Color is subjective. What appeals to you might be a catastrophe to me! That said, there are some basic things one needs to know when using colors on the web.
There was once a time when monitors and web browser programs could display only a limited number of colors. These colors formed what came to be known as a web safe palette. Web safe color schemes contain colors only from this set. However, nowadays you don’t need to pay any attention to this and can choose any color scheme for your web site.
Different monitors would probably have different settings which is why a color may not look the same. For example, the brightness and contrast of my laptop screen is different from that of my desktop. Furthermore, as monitors age, their levels of brightness might decrease – the screen of my old IBM Thinkpad is in quite a sorry state. Also, monitors may have different Gamma calibrations which would change how a color appears on the screen.
Primarily, the content of your web site should dictate the color schemes you want to use on the site. For example, psychologists believe that using red on a financial site is a certain no-no. Similarly, a web site that portrays dependability and trustworthiness should avoid the use of primary colors (bright blue, green red, yellow, pink…) – sobered blue and brown hues are more suited for such web sites.
A light background color (preferably white, very light shade of gray or pale yellow) is ideal when the text is in a dark color (black). This creates a good contrast and is easy on the eyes; especially true if the web site has lots of textual content.

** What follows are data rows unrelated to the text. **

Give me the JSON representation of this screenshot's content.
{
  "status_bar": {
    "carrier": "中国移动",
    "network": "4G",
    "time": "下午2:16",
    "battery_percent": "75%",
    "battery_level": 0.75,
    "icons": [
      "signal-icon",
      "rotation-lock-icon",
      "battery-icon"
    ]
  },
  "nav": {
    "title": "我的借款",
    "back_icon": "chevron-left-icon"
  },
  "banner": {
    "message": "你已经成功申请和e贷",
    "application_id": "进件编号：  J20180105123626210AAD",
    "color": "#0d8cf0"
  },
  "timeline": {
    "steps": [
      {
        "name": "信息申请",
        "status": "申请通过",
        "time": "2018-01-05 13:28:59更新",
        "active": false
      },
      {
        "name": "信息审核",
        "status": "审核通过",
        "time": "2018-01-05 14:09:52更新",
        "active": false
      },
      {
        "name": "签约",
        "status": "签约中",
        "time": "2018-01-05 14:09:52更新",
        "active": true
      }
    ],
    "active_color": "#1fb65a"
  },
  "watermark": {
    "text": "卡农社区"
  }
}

You can also use the reverse color scheme – a dark background color with a light color for text, and this may be a good bet for the online store of a devil worshipers’ web site (seriously!). Coming back to the above point, you need to pay close attention to your web site content because it shall determine what color scheme you should use.
The best way to choose a color scheme for a web site is to look at your logo, if you have one. The colors in your site design should complement those in the logo. You can also use contrasting colors that help the logo standout but if not done properly might lend an amateurish feel to the web site.
The colors of the different sections of the site should harmonise. If not, it creates a very blocky effect and can be a major eyesore. When working with colors you need to create a balance – make the web page a single identity rather than segregating it (visually) with different colors.
Firstly, avoid excessive use of images and graphics. Visitors come to your web site looking for information and not to admire your beautiful creation. There are, however, many exceptions to this. Web sites of artists or fashion designers need to be highly appealing. But remember, images slow down web pages and are of zero value when it comes to search engines. One can always find ways to decrease the image usage on web sites by taking advantage of CSS. Use images only when required and only when they jell into the content. Also, select images whose colors complement those in your site design else the image would standout which, in many cases, serves no purpose.
In the United States, "Linux" has been trademarked by creator Linus Torvalds. He did that only to prevent someone else from making money out of it. Linus Torvalds had named his creation Freax instead of Linux because he found the latter too egoistical! The operating system was named by Ari Lemmke of the Helsinki University of Technology. FYI, the very first version of Linux was released on 25th August 1991. [more...]